On May 30, 2011 Coffee for Peace (CFB) won a first place award in the Business in Development (BiD) Challenge under the category for businesses with an impact on the bottom of the (societal) pyramid. The principles of faith guiding CFP helped them do it.

Coffee for Peace is the initiative of Joji Pantoja, who with her husband Daniel is a Mennonite Church Canada worker to the Philippines through their ministry, Peacebuilders Community Inc.  The Pantojas believe fair and just business operations of all kinds are needed in peace building work. For true and lasting peace to take root, harmony must be established at four levels; harmony with the Creator (spiritual transformation), harmony with self (psycho-social transformation), harmony with others (socio-political transformation), and harmony with Creation (economic-ecological transformation).

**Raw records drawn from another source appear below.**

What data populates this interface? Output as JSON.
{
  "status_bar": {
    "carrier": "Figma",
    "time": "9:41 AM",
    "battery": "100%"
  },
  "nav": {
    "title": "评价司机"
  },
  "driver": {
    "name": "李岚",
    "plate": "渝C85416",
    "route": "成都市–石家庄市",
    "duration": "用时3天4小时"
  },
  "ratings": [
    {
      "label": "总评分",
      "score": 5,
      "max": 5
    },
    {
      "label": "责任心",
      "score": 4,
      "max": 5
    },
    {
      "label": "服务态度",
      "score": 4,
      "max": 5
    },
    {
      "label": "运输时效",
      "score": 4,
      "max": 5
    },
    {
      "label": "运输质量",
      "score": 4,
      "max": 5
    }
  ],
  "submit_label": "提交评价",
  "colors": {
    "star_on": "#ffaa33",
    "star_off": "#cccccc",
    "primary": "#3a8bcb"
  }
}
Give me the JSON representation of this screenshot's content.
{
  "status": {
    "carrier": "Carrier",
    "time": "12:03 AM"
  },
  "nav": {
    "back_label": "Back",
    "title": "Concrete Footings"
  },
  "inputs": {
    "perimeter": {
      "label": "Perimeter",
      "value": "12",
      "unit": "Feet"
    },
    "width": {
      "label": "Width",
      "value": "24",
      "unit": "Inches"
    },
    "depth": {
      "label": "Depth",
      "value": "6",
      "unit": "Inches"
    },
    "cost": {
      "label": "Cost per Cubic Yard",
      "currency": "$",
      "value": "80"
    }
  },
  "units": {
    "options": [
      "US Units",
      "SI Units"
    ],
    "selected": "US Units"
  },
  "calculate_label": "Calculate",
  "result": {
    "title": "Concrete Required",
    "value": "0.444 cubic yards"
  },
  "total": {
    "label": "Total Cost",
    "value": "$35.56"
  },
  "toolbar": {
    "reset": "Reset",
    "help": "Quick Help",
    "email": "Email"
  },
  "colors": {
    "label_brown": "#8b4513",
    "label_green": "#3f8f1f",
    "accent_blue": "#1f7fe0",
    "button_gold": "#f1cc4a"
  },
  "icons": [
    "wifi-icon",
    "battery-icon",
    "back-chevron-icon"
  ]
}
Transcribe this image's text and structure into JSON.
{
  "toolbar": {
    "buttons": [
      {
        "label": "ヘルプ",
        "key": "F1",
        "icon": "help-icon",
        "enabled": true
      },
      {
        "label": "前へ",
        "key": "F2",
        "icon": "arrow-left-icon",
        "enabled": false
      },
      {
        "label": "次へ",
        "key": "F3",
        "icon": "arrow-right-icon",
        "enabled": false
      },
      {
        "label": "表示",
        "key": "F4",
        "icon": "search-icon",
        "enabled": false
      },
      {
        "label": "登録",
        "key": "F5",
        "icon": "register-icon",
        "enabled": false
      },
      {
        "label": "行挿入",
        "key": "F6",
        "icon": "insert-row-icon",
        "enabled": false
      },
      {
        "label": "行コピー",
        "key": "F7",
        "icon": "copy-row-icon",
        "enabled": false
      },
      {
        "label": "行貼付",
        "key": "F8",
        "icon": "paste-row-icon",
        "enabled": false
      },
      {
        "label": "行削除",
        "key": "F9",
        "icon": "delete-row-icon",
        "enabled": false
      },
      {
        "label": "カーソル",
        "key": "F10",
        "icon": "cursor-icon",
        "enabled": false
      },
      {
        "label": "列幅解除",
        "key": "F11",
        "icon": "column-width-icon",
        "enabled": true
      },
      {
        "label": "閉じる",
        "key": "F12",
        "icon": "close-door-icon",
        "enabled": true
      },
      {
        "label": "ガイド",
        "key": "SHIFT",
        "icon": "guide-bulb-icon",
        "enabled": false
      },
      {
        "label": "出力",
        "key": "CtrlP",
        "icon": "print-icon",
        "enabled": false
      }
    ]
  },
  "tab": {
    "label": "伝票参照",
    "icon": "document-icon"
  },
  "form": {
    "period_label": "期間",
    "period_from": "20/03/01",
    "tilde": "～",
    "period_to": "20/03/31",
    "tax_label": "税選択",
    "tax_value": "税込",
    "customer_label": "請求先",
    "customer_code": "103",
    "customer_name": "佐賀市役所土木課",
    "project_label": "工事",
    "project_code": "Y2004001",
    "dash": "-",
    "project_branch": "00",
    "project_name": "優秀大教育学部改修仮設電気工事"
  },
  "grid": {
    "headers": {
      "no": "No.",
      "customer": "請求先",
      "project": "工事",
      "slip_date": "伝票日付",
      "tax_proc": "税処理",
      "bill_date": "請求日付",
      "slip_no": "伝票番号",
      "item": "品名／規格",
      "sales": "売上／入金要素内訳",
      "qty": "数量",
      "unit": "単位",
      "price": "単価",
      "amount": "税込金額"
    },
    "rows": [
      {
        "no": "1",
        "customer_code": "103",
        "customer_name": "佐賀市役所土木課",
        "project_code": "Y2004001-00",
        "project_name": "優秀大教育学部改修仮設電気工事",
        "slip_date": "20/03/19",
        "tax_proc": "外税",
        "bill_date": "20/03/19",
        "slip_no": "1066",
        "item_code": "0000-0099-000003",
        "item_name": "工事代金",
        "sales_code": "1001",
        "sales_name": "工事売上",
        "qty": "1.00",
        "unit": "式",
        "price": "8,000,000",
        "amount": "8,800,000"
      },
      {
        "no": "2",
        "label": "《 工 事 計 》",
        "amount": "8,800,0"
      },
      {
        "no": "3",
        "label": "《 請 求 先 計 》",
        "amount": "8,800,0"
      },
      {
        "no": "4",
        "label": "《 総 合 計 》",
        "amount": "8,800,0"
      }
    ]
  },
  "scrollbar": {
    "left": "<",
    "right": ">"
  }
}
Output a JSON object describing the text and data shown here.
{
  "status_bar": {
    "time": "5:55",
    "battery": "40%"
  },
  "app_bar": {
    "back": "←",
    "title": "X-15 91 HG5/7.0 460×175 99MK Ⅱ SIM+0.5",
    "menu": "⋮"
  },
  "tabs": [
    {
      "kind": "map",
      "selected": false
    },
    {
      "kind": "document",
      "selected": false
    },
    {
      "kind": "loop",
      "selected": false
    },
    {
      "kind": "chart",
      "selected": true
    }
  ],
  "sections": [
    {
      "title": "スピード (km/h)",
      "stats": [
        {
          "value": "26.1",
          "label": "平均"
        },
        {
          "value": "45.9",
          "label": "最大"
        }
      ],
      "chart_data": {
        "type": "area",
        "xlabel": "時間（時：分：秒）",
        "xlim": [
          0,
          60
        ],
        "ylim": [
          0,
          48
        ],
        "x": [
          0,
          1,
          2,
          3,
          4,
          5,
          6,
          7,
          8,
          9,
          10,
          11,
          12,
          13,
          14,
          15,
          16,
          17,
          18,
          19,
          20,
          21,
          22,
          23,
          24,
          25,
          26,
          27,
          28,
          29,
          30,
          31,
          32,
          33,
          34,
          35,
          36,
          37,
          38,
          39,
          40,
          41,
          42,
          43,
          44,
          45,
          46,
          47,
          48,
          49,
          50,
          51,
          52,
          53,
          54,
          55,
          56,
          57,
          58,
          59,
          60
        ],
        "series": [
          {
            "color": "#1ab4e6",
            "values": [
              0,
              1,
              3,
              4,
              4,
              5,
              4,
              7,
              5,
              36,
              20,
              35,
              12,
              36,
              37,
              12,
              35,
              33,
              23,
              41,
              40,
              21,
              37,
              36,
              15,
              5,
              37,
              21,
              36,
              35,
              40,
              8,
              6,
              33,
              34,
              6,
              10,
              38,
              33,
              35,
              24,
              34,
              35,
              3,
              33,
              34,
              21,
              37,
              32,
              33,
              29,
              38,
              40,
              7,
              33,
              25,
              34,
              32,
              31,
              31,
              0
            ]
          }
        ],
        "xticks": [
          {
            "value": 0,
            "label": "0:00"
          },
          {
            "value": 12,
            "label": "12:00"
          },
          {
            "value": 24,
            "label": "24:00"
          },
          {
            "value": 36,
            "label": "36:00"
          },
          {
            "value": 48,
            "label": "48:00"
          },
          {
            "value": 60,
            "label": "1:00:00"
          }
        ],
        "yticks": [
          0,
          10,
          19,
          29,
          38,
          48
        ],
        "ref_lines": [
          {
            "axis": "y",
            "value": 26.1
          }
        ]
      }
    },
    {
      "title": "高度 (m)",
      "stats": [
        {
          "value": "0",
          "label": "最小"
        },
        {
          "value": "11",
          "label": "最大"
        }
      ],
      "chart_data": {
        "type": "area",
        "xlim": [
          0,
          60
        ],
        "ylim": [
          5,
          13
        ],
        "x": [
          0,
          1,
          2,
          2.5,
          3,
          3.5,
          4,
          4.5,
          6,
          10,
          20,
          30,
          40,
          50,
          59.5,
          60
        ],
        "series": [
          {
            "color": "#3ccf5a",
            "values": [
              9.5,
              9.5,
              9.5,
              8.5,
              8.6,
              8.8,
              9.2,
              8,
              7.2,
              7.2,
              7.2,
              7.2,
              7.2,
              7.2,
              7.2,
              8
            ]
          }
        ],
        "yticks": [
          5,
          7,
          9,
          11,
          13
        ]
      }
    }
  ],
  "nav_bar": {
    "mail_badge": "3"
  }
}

CFP encourages economic-ecological transformation through organically cultivated, locally grown and roasted coffee beans that are sold for fair-trade prices, providing a sustainable income for local farmers. Operation of a small street-front café in Davao selling coffee brewed from those beans generates further employment. These forms of economic stability help to provide a foundation for harmony to take root in each of the other three facets of peacebuilding.

A percentage of all CFP profits helps to support the peace and reconciliation work of Peacebuilders Community Inc.

The BiD Challenge is sponsored by Philippines Business for Social Progress and Citi Bank.